The sun rises in the east with a hint of yellow; it casts unflattering colorless light at its zenith and it sets with a warm amber glow. Neon accents cityscapes at night. All of which are cues to photographers on how to employ colored gels on set.
Gel filters come in four categories:
ND filters are used to reduce the output of lights, but block their output like a pair of sunglasses for your strobes.
Diﬀusion filters are used to shape the character of hard lights and can resemble frosted glass or a translucent shower curtain.
This class of filter is used to correct artificial light to a neutral number or match natural light and may come in 1/8 to 1/1 strength.
CTO: Color Temperature Orange converts daylight to tungsten or matches the setting sun
CTB: Color temperature blue converts a tungsten source to daylight

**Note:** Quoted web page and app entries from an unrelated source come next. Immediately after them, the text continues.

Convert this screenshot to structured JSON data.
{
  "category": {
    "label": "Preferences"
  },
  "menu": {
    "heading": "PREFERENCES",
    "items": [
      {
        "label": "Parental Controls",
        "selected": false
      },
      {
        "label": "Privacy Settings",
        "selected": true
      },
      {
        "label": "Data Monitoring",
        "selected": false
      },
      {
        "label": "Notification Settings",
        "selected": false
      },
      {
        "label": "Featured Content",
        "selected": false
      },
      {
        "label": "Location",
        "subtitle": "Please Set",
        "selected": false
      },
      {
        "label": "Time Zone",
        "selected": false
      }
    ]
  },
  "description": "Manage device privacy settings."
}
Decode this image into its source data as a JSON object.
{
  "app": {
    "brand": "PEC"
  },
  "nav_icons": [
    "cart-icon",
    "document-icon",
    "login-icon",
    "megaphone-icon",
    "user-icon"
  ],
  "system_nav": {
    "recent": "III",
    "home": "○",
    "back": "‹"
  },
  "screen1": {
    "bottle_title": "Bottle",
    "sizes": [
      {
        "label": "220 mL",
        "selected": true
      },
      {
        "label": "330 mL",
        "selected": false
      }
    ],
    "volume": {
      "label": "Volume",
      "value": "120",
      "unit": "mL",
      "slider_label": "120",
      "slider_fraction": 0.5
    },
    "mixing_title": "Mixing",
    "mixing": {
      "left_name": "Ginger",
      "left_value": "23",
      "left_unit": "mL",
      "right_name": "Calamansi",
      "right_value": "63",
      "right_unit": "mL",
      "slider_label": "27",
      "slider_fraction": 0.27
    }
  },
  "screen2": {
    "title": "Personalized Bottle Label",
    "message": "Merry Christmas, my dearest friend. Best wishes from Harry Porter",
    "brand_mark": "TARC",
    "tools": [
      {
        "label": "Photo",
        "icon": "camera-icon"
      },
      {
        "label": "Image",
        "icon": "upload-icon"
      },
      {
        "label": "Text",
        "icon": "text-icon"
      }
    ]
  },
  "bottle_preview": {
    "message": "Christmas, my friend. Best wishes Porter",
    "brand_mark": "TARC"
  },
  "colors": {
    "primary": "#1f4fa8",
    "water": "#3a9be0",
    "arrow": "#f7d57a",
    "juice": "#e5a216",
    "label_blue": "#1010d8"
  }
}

CTS: Color Temperature Straw will make daylight match the morning sun
Fluorescent Correction: converts florescent light to match other sources or daylight
These are the filters you were expecting to read about. They come in every possible color and allow you to bathe your subjects in myriad shades of neon.
In general, if you want to intensify the results of these filters you can reduce the amount of light that you shine through them. If you’re using a light meter and you would normally want a light to read 5.6 on the subject’s skin, try turning the light down two stops to 2.8 and see if you like the results.
While I have always bought 0.61m x 0.53m (24″ x 21”) sheets of each filter you can buy combination packs with a nice variety of colors that will reasonably cover your flash for a lot less money overall. I recently used the Elinchrom Color Filter Set of 20 21x21cm sheets (EL26256) ; and they also make a Color Correction Filter Set (EL26255) that has a variety of CTO, CTB, diﬀusion and ND filters.
In a pinch you can produce an ND filter by stacking a CTO filter and a CTB filter because they cancel each other out and just reduce the volume of light that can pass through their combo. Similarly, for artistic eﬀect you can gel three lights next to each other in primary colored filters like cyan, magenta and yellow, or red, green and blue; in concert they will create neutral light where they all overlap and a spectrum of colors in the shadows where they do not. This may take some fine tuning between lights for true neutrality, but making something that looks cool is pretty easy, as I experienced in the quickly setup shot above.